News & Media

Jun 4, 2009

NY Bottle Bill Not Expanding Anytime Soon

For now, there will be no expansion on New York state’s recycling laws to include a deposit on bottles of water. It’ll cost the state tens of millions of dollars that it needed to balance the budget.

But it would have done so in a rather unconstitutional manner.

Federal Judge Thomas P. Griesa of United States District Court in Manhattan ordered state officials to wait until next April 1 before requiring retailers to collect a 5-cent deposit on bottled water. Griesa also struck down a provision that would have required bottlers to affix a New York-specific universal product code to bottles sold in the state, and prohibited them from selling those bottles outside the state.

This is an extremely unconstitutional law. It would require bottled water distributors – not any other users of plastic bottles – to collect a 5-cent deposit per bottle of water, which can in turn be redeemed by consumers, provisions designed to encourage New Yorkers to recycle the billions of water bottles now thrown away each year. The UPC labeling requirement violates the Constitution’s equal protection clause, the New York Times notes, as the the language of the bill excludes any drink to which sugar has been added, such as sports drinks.

Water bottlers have filed suit, including environmental activist Robert F. Kennedy Jr.’s bottled water company, Keeper Springs.

Staunch bottled water opponents should heed the mission statement of Kennedy’s company, which donates all its after-tax profits to the environment:

While our company encourages investment in public water supplies and minimizing the use of plastic bottles – and of course, maximizing recycling – we believe that bottled water is a permanent fact of our society.

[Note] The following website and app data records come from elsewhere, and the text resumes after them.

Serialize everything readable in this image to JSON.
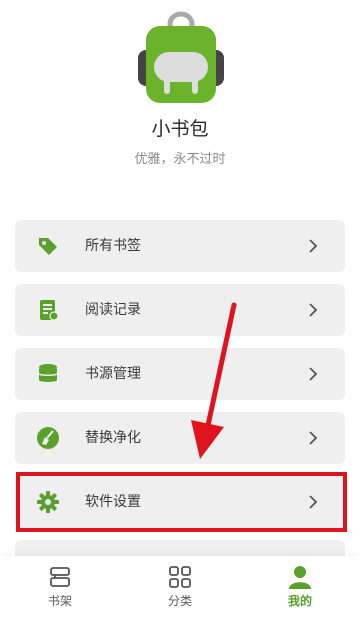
{
  "app": {
    "name": "小书包",
    "slogan": "优雅，永不过时"
  },
  "menu": {
    "items": [
      {
        "label": "所有书签",
        "icon": "tag-icon"
      },
      {
        "label": "阅读记录",
        "icon": "reading-record-icon"
      },
      {
        "label": "书源管理",
        "icon": "database-icon"
      },
      {
        "label": "替换净化",
        "icon": "broom-icon"
      },
      {
        "label": "软件设置",
        "icon": "gear-icon"
      }
    ]
  },
  "bottom_nav": {
    "items": [
      {
        "label": "书架",
        "icon": "bookshelf-icon"
      },
      {
        "label": "分类",
        "icon": "grid-icon"
      },
      {
        "label": "我的",
        "icon": "person-icon",
        "active": true
      }
    ]
  },
  "colors": {
    "accent": "#5aa02c",
    "highlight": "#e0141e"
  }
}
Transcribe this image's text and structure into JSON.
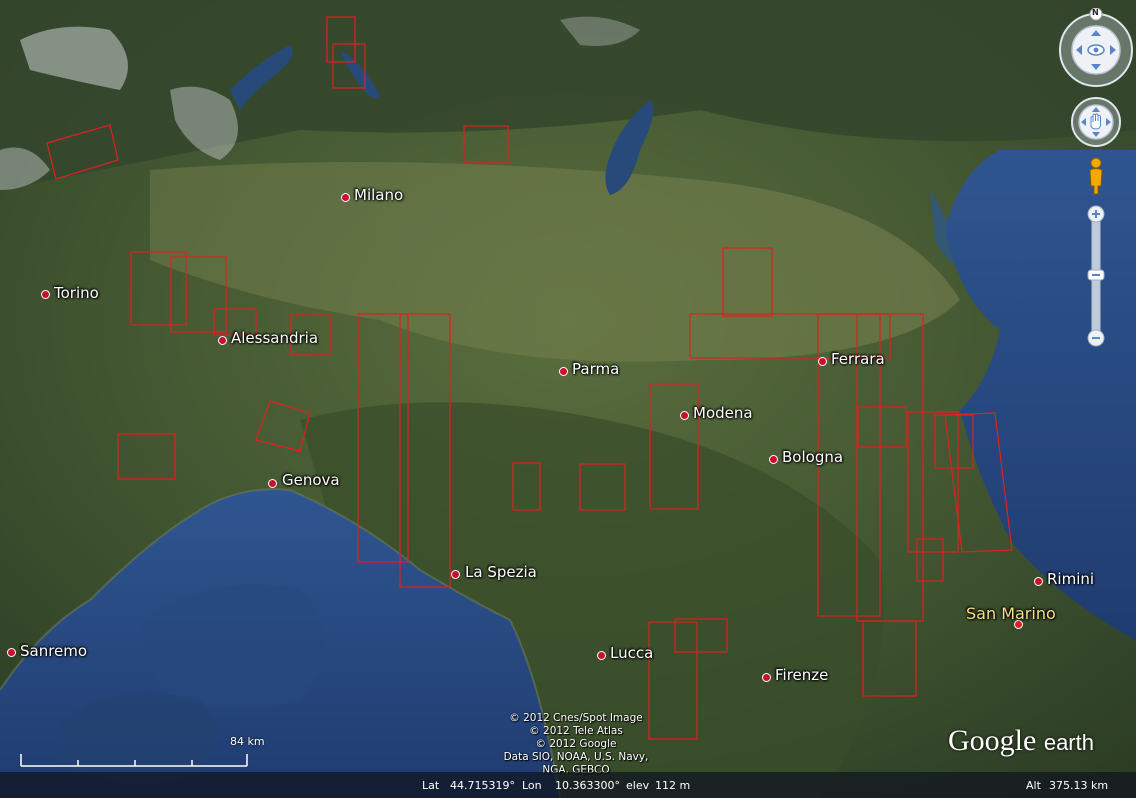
{
  "cities": [
    {
      "name": "Milano",
      "kind": "city"
    },
    {
      "name": "Torino",
      "kind": "city"
    },
    {
      "name": "Alessandria",
      "kind": "city"
    },
    {
      "name": "Parma",
      "kind": "city"
    },
    {
      "name": "Ferrara",
      "kind": "city"
    },
    {
      "name": "Modena",
      "kind": "city"
    },
    {
      "name": "Bologna",
      "kind": "city"
    },
    {
      "name": "Genova",
      "kind": "city"
    },
    {
      "name": "La Spezia",
      "kind": "city"
    },
    {
      "name": "Rimini",
      "kind": "city"
    },
    {
      "name": "San Marino",
      "kind": "country"
    },
    {
      "name": "Sanremo",
      "kind": "city"
    },
    {
      "name": "Lucca",
      "kind": "city"
    },
    {
      "name": "Firenze",
      "kind": "city"
    }
  ],
  "copyright": [
    "© 2012 Cnes/Spot Image",
    "© 2012 Tele Atlas",
    "© 2012 Google",
    "Data SIO, NOAA, U.S. Navy, NGA, GEBCO"
  ],
  "scale": {
    "label": "84 km"
  },
  "status": {
    "lat_label": "Lat",
    "lat_value": "44.715319°",
    "lon_label": "Lon",
    "lon_value": "10.363300°",
    "elev_label": "elev",
    "elev_value": "112 m",
    "alt_label": "Alt",
    "alt_value": "375.13 km"
  },
  "logo": {
    "google": "Google",
    "earth": "earth"
  },
  "compass": {
    "north_label": "N"
  },
  "colors": {
    "sea": "#2c4f86",
    "overlay": "#e02020",
    "city_dot": "#c8102e"
  }
}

The International Bottled Water Association (IBWA) is the authoritative source of information about all types of bottled waters. Founded in 1958, IBWA's membership includes U.S. and international bottlers, distributors and suppliers. IBWA is committed to working with the U.S. Food and Drug Administration (FDA), which regulates bottled water as a packaged food product, and state governments to set stringent standards for safe, high quality bottled water products. Additionally, IBWA requires member bottlers to adhere to the IBWA Bottled Water Code of Practice, which mandates additional standards and practices that in some cases are more stringent than federal and state regulations. A key feature of the IBWA Model Code is an annual plant inspection by an independent, third party organization.

For more information about IBWA, bottled water and a list of member‚ brands, please contact
Chris Hogan, IBWA‚ Vice President of Communications at 703-647-4609 or [email protected].

Categories

Featured Videos  

Bottled Water - small water use, big health benefits

This cool video shows how bottled water is a very small and very efficient water user that spares people of billions of calories when they choose to drink water over other packaged drinks.

Pin It on Pinterest